Task: Exactly as written, retype all of the records that come next.

Segment Start: Supplied records

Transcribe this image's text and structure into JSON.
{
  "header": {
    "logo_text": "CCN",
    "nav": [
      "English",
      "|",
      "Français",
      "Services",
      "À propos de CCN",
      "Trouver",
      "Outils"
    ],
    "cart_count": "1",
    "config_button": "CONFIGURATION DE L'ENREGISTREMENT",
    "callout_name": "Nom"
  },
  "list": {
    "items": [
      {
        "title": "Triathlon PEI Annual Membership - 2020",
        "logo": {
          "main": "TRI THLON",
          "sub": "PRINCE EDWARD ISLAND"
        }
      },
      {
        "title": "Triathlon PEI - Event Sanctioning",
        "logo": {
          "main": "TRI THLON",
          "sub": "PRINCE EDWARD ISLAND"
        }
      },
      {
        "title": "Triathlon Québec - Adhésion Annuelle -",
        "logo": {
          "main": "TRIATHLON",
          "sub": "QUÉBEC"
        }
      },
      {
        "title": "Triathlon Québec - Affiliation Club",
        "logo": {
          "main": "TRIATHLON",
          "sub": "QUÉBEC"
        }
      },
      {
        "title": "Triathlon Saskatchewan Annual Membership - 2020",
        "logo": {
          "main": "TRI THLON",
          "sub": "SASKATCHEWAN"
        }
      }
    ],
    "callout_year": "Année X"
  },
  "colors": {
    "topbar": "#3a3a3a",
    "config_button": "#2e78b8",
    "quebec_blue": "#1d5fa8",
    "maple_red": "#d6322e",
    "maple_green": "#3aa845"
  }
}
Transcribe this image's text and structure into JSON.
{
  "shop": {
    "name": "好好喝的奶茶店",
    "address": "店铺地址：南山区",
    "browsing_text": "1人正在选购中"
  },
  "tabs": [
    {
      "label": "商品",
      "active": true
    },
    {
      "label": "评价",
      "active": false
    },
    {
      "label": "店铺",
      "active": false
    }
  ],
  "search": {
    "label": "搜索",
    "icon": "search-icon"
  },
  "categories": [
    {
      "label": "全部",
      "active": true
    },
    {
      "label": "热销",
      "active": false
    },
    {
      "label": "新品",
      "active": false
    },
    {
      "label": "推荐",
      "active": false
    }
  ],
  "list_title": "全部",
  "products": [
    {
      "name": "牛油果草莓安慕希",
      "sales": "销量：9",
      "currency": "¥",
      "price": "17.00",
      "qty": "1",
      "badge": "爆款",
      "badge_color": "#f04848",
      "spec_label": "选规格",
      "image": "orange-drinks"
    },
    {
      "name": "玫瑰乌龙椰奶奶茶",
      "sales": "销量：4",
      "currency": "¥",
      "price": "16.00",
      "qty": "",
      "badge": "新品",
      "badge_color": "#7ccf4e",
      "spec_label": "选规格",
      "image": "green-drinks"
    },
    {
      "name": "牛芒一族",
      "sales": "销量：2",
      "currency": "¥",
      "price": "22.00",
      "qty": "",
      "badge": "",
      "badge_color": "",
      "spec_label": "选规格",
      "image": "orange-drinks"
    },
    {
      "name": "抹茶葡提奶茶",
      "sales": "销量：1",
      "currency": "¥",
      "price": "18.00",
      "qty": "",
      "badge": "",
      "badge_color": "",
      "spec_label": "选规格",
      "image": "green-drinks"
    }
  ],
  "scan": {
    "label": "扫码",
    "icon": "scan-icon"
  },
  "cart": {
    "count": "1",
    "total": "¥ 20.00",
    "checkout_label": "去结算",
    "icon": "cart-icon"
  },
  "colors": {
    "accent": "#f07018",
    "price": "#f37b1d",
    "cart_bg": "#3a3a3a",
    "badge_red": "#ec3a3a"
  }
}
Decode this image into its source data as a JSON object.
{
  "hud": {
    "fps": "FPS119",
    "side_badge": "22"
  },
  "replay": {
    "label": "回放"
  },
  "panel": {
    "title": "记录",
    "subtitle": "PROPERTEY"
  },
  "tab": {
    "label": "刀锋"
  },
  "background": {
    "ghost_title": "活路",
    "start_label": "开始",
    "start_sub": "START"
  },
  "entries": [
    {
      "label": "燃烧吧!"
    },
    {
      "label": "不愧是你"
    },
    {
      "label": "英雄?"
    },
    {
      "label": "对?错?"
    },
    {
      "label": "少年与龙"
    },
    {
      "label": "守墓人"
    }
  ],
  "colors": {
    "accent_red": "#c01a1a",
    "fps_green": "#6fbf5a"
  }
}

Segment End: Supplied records

Output:
Transcribe this image's text and structure into JSON.
{
  "header": {
    "logo_text": "CCN",
    "nav": [
      "English",
      "|",
      "Français",
      "Services",
      "À propos de CCN",
      "Trouver",
      "Outils"
    ],
    "cart_count": "1",
    "config_button": "CONFIGURATION DE L'ENREGISTREMENT",
    "callout_name": "Nom"
  },
  "list": {
    "items": [
      {
        "title": "Triathlon PEI Annual Membership - 2020",
        "logo": {
          "main": "TRI THLON",
          "sub": "PRINCE EDWARD ISLAND"
        }
      },
      {
        "title": "Triathlon PEI - Event Sanctioning",
        "logo": {
          "main": "TRI THLON",
          "sub": "PRINCE EDWARD ISLAND"
        }
      },
      {
        "title": "Triathlon Québec - Adhésion Annuelle -",
        "logo": {
          "main": "TRIATHLON",
          "sub": "QUÉBEC"
        }
      },
      {
        "title": "Triathlon Québec - Affiliation Club",
        "logo": {
          "main": "TRIATHLON",
          "sub": "QUÉBEC"
        }
      },
      {
        "title": "Triathlon Saskatchewan Annual Membership - 2020",
        "logo": {
          "main": "TRI THLON",
          "sub": "SASKATCHEWAN"
        }
      }
    ],
    "callout_year": "Année X"
  },
  "colors": {
    "topbar": "#3a3a3a",
    "config_button": "#2e78b8",
    "quebec_blue": "#1d5fa8",
    "maple_red": "#d6322e",
    "maple_green": "#3aa845"
  }
}
Transcribe this image's text and structure into JSON.
{
  "shop": {
    "name": "好好喝的奶茶店",
    "address": "店铺地址：南山区",
    "browsing_text": "1人正在选购中"
  },
  "tabs": [
    {
      "label": "商品",
      "active": true
    },
    {
      "label": "评价",
      "active": false
    },
    {
      "label": "店铺",
      "active": false
    }
  ],
  "search": {
    "label": "搜索",
    "icon": "search-icon"
  },
  "categories": [
    {
      "label": "全部",
      "active": true
    },
    {
      "label": "热销",
      "active": false
    },
    {
      "label": "新品",
      "active": false
    },
    {
      "label": "推荐",
      "active": false
    }
  ],
  "list_title": "全部",
  "products": [
    {
      "name": "牛油果草莓安慕希",
      "sales": "销量：9",
      "currency": "¥",
      "price": "17.00",
      "qty": "1",
      "badge": "爆款",
      "badge_color": "#f04848",
      "spec_label": "选规格",
      "image": "orange-drinks"
    },
    {
      "name": "玫瑰乌龙椰奶奶茶",
      "sales": "销量：4",
      "currency": "¥",
      "price": "16.00",
      "qty": "",
      "badge": "新品",
      "badge_color": "#7ccf4e",
      "spec_label": "选规格",
      "image": "green-drinks"
    },
    {
      "name": "牛芒一族",
      "sales": "销量：2",
      "currency": "¥",
      "price": "22.00",
      "qty": "",
      "badge": "",
      "badge_color": "",
      "spec_label": "选规格",
      "image": "orange-drinks"
    },
    {
      "name": "抹茶葡提奶茶",
      "sales": "销量：1",
      "currency": "¥",
      "price": "18.00",
      "qty": "",
      "badge": "",
      "badge_color": "",
      "spec_label": "选规格",
      "image": "green-drinks"
    }
  ],
  "scan": {
    "label": "扫码",
    "icon": "scan-icon"
  },
  "cart": {
    "count": "1",
    "total": "¥ 20.00",
    "checkout_label": "去结算",
    "icon": "cart-icon"
  },
  "colors": {
    "accent": "#f07018",
    "price": "#f37b1d",
    "cart_bg": "#3a3a3a",
    "badge_red": "#ec3a3a"
  }
}
Decode this image into its source data as a JSON object.
{
  "hud": {
    "fps": "FPS119",
    "side_badge": "22"
  },
  "replay": {
    "label": "回放"
  },
  "panel": {
    "title": "记录",
    "subtitle": "PROPERTEY"
  },
  "tab": {
    "label": "刀锋"
  },
  "background": {
    "ghost_title": "活路",
    "start_label": "开始",
    "start_sub": "START"
  },
  "entries": [
    {
      "label": "燃烧吧!"
    },
    {
      "label": "不愧是你"
    },
    {
      "label": "英雄?"
    },
    {
      "label": "对?错?"
    },
    {
      "label": "少年与龙"
    },
    {
      "label": "守墓人"
    }
  ],
  "colors": {
    "accent_red": "#c01a1a",
    "fps_green": "#6fbf5a"
  }
}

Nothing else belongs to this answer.